Motala added that Khan has never publicly acknowledged the harms he committed against the women involved and his followers. “He has never publicly apologised to his victims or asked forgiveness of them,” Motala said. “By breaking his agreement with the American Islamic scholars who investigated his wrongdoing, he acted with impunity and hubris,” she added.
“Here in the US, the major organisations have since shunned him. He is no longer invited to major Islamic conferences and most mosques no longer give him a platform,” Motala said.
Dr Shuaib Manjra, one of the signatories on the letter, wrote on his personal blog: “Sure, people can learn from NAK’s [Khan’s] immense knowledge without platforming him. But to platform him is to grant him a free pass for his violation of women and their rights. In doing so, Gatesville Mosque has become an accomplice.”
Gatesville Mosque Responds
After “very carefully” studying the accusations levelled against him and his response, the Mosque authorities proceeded with their decision to host Khan.
In the statement released on 11 April, the mosque expressed their “abhorrence of any form of violence or harassment against anyone – particularly women, children, and the marginalised”.
The Mosque said it had “scrutinised a number of articles written by Islam scholar Dr Mohammed Akram Nadvi”, who has published books on his progressive views of the status of women in Islam. They also looked at other articles about the issue and a statement from scholars who engaged with Khan to confirm their decision.
“Repentance and forgiveness” is between Khan and Allah, the statement said.
Clashing views within the MSA
The Muslim Students Association (MSA) Cape – based in Stellenbosch – will be hosting Khan on May 3. When the MSA Union, the parent MSA organisation, became aware that MSA Cape was going to host Khan, they asked MSA Cape to cancel it, MSA Union said in a statement. According to the statement, MSA Cape decided to proceed with the event after discussions between MSA Union and Cape. However, MSA Union says they have distanced themselves from the event.
“The MSA wishes to clarify that it respectfully distances itself from this event, despite being hosted by MSA bodies,” said the statement.

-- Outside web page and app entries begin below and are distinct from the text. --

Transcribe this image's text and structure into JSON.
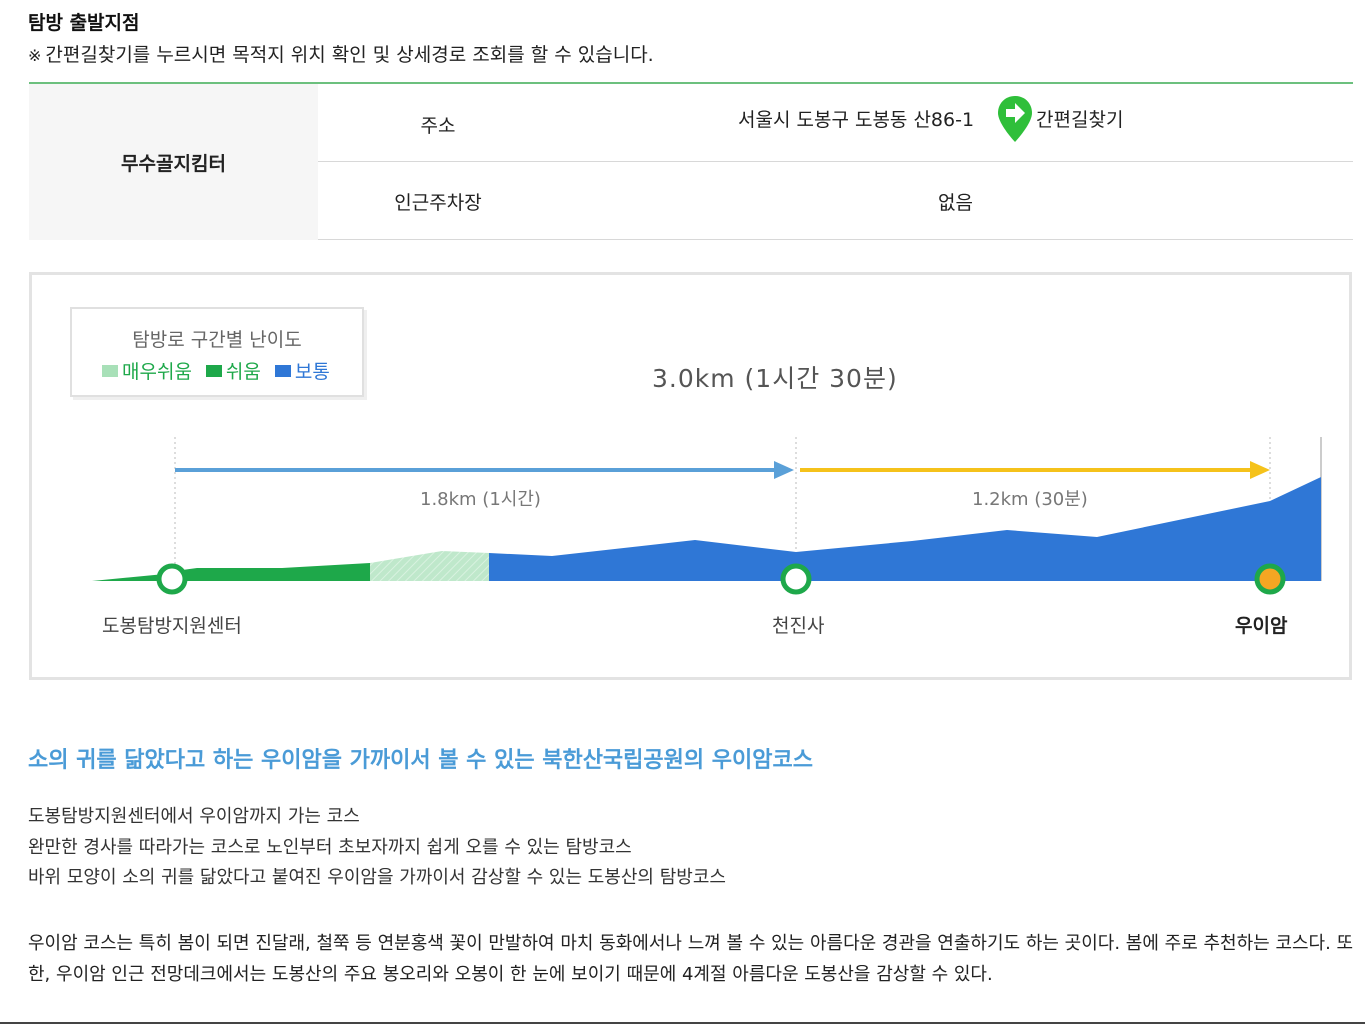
{
  "section": {
    "title": "탐방 출발지점",
    "note_mark": "※",
    "note": "간편길찾기를 누르시면 목적지 위치 확인 및 상세경로 조회를 할 수 있습니다."
  },
  "info_table": {
    "head": "무수골지킴터",
    "rows": [
      {
        "label": "주소",
        "value": "서울시 도봉구 도봉동 산86-1",
        "button": "간편길찾기"
      },
      {
        "label": "인근주차장",
        "value": "없음"
      }
    ]
  },
  "course": {
    "legend_title": "탐방로 구간별 난이도",
    "legend": [
      {
        "name": "매우쉬움",
        "color": "#a8e0b8"
      },
      {
        "name": "쉬움",
        "color": "#1ea84a"
      },
      {
        "name": "보통",
        "color": "#2f77d6"
      }
    ],
    "total": "3.0km (1시간 30분)",
    "segments": [
      {
        "label": "1.8km (1시간)",
        "color": "#5aa0d8"
      },
      {
        "label": "1.2km (30분)",
        "color": "#f5c21b"
      }
    ],
    "places": [
      "도봉탐방지원센터",
      "천진사",
      "우이암"
    ]
  },
  "headline": "소의 귀를 닮았다고 하는 우이암을 가까이서 볼 수 있는 북한산국립공원의 우이암코스",
  "desc_lines": [
    "도봉탐방지원센터에서 우이암까지 가는 코스",
    "완만한 경사를 따라가는 코스로 노인부터 초보자까지 쉽게 오를 수 있는 탐방코스",
    "바위 모양이 소의 귀를 닮았다고 붙여진 우이암을 가까이서 감상할 수 있는 도봉산의 탐방코스"
  ],
  "paragraph": "우이암 코스는 특히 봄이 되면 진달래, 철쭉 등 연분홍색 꽃이 만발하여 마치 동화에서나 느껴 볼 수 있는 아름다운 경관을 연출하기도 하는 곳이다. 봄에 주로 추천하는 코스다. 또한, 우이암 인근 전망데크에서는 도봉산의 주요 봉오리와 오봉이 한 눈에 보이기 때문에 4계절 아름다운 도봉산을 감상할 수 있다.",
  "colors": {
    "accent_green": "#6cc07e",
    "headline_blue": "#4a9bd7",
    "route_pin": "#2fbf3a"
  }
}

In their statement, MSA Cape notes the allegations against Khan. But they says they feel most of the allegations were vague and lacked details about processes. The statement, signed by the executive committee of the organisation, also notes the seriousness of the allegations pointing to ongoing problems of the exploitation of women.
“Our disgust for this type of conduct cannot cause us to be hasty in validating unproven accusations as this goes against Islamic teachings, and Allah knows best,” said the statement.
Authors’ note: Both authors of this article signed the collective letter to the Gatesville Mosque against their decision to host Khan.